Web page and app entries:
╔══
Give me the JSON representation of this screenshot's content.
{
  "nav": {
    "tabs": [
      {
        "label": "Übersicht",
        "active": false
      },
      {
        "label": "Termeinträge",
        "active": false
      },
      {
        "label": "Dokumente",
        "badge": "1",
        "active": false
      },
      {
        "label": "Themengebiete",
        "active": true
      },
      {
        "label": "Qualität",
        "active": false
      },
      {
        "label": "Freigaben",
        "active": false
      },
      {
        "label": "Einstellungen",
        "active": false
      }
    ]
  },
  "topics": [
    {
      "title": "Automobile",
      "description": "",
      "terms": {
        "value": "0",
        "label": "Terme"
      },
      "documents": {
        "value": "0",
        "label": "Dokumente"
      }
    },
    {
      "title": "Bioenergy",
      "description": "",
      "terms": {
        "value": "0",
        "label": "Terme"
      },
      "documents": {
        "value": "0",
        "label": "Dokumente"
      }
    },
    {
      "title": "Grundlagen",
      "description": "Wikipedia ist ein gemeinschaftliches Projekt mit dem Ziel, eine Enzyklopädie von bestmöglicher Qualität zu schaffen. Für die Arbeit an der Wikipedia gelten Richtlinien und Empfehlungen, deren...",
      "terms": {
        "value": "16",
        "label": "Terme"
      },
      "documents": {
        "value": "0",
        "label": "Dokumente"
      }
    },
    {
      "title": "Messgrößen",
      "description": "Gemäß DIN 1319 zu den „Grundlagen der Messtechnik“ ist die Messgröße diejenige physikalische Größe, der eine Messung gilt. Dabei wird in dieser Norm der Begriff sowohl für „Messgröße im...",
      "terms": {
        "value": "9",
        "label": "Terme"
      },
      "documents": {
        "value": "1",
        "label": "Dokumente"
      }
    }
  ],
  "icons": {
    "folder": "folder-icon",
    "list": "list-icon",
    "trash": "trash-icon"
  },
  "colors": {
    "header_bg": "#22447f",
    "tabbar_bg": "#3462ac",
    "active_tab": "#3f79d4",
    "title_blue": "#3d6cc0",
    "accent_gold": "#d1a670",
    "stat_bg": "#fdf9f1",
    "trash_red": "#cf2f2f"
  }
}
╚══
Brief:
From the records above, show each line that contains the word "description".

Response area:
      "description": "",
      "description": "",
      "description": "Wikipedia ist ein gemeinschaftliches Projekt mit dem Ziel, eine Enzyklopädie von bestmöglicher Qualität zu schaffen. Für die Arbeit an der Wikipedia gelten Richtlinien und Empfehlungen, deren...",
      "description": "Gemäß DIN 1319 zu den „Grundlagen der Messtechnik“ ist die Messgröße diejenige physikalische Größe, der eine Messung gilt. Dabei wird in dieser Norm der Begriff sowohl für „Messgröße im...",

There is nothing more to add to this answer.